• ABOUT THIS EXERCISE: Your task is to set down the records below again, exactly.
━━━
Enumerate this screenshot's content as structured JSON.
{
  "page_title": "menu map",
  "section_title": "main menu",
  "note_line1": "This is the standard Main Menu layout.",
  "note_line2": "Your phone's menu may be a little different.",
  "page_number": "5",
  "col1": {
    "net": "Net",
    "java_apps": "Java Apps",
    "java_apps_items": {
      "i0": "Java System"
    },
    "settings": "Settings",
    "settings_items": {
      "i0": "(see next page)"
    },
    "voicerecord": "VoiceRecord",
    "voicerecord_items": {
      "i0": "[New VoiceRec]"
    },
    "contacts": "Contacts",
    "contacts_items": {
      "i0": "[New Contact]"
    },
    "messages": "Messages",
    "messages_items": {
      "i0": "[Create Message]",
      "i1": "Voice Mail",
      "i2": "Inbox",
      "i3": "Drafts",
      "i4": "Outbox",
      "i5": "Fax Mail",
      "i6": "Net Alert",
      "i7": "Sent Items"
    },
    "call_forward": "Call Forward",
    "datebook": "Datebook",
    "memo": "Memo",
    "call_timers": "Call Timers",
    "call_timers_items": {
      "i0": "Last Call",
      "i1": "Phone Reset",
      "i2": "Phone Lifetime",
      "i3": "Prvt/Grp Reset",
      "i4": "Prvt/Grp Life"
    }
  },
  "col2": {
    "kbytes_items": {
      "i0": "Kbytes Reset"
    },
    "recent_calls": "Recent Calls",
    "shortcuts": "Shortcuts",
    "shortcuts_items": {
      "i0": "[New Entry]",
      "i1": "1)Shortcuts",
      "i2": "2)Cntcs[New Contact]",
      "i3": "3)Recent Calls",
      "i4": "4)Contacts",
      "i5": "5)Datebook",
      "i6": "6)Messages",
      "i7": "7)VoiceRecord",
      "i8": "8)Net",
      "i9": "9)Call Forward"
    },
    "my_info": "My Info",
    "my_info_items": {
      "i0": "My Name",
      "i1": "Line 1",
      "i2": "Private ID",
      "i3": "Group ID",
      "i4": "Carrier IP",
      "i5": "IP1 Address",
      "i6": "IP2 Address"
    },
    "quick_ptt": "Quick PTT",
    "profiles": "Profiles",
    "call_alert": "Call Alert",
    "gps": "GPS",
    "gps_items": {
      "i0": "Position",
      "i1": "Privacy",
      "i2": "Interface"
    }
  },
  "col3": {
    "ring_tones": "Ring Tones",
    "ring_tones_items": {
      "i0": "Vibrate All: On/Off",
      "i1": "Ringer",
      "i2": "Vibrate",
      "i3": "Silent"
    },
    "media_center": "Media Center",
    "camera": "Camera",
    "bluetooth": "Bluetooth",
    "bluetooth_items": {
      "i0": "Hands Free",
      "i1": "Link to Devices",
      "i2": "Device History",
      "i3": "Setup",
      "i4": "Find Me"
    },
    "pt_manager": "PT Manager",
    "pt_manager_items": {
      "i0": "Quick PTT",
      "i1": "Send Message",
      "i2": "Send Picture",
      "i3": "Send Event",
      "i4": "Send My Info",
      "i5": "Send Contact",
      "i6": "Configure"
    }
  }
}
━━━
• TASK ANSWER:
Enumerate this screenshot's content as structured JSON.
{
  "page_title": "menu map",
  "section_title": "main menu",
  "note_line1": "This is the standard Main Menu layout.",
  "note_line2": "Your phone's menu may be a little different.",
  "page_number": "5",
  "col1": {
    "net": "Net",
    "java_apps": "Java Apps",
    "java_apps_items": {
      "i0": "Java System"
    },
    "settings": "Settings",
    "settings_items": {
      "i0": "(see next page)"
    },
    "voicerecord": "VoiceRecord",
    "voicerecord_items": {
      "i0": "[New VoiceRec]"
    },
    "contacts": "Contacts",
    "contacts_items": {
      "i0": "[New Contact]"
    },
    "messages": "Messages",
    "messages_items": {
      "i0": "[Create Message]",
      "i1": "Voice Mail",
      "i2": "Inbox",
      "i3": "Drafts",
      "i4": "Outbox",
      "i5": "Fax Mail",
      "i6": "Net Alert",
      "i7": "Sent Items"
    },
    "call_forward": "Call Forward",
    "datebook": "Datebook",
    "memo": "Memo",
    "call_timers": "Call Timers",
    "call_timers_items": {
      "i0": "Last Call",
      "i1": "Phone Reset",
      "i2": "Phone Lifetime",
      "i3": "Prvt/Grp Reset",
      "i4": "Prvt/Grp Life"
    }
  },
  "col2": {
    "kbytes_items": {
      "i0": "Kbytes Reset"
    },
    "recent_calls": "Recent Calls",
    "shortcuts": "Shortcuts",
    "shortcuts_items": {
      "i0": "[New Entry]",
      "i1": "1)Shortcuts",
      "i2": "2)Cntcs[New Contact]",
      "i3": "3)Recent Calls",
      "i4": "4)Contacts",
      "i5": "5)Datebook",
      "i6": "6)Messages",
      "i7": "7)VoiceRecord",
      "i8": "8)Net",
      "i9": "9)Call Forward"
    },
    "my_info": "My Info",
    "my_info_items": {
      "i0": "My Name",
      "i1": "Line 1",
      "i2": "Private ID",
      "i3": "Group ID",
      "i4": "Carrier IP",
      "i5": "IP1 Address",
      "i6": "IP2 Address"
    },
    "quick_ptt": "Quick PTT",
    "profiles": "Profiles",
    "call_alert": "Call Alert",
    "gps": "GPS",
    "gps_items": {
      "i0": "Position",
      "i1": "Privacy",
      "i2": "Interface"
    }
  },
  "col3": {
    "ring_tones": "Ring Tones",
    "ring_tones_items": {
      "i0": "Vibrate All: On/Off",
      "i1": "Ringer",
      "i2": "Vibrate",
      "i3": "Silent"
    },
    "media_center": "Media Center",
    "camera": "Camera",
    "bluetooth": "Bluetooth",
    "bluetooth_items": {
      "i0": "Hands Free",
      "i1": "Link to Devices",
      "i2": "Device History",
      "i3": "Setup",
      "i4": "Find Me"
    },
    "pt_manager": "PT Manager",
    "pt_manager_items": {
      "i0": "Quick PTT",
      "i1": "Send Message",
      "i2": "Send Picture",
      "i3": "Send Event",
      "i4": "Send My Info",
      "i5": "Send Contact",
      "i6": "Configure"
    }
  }
}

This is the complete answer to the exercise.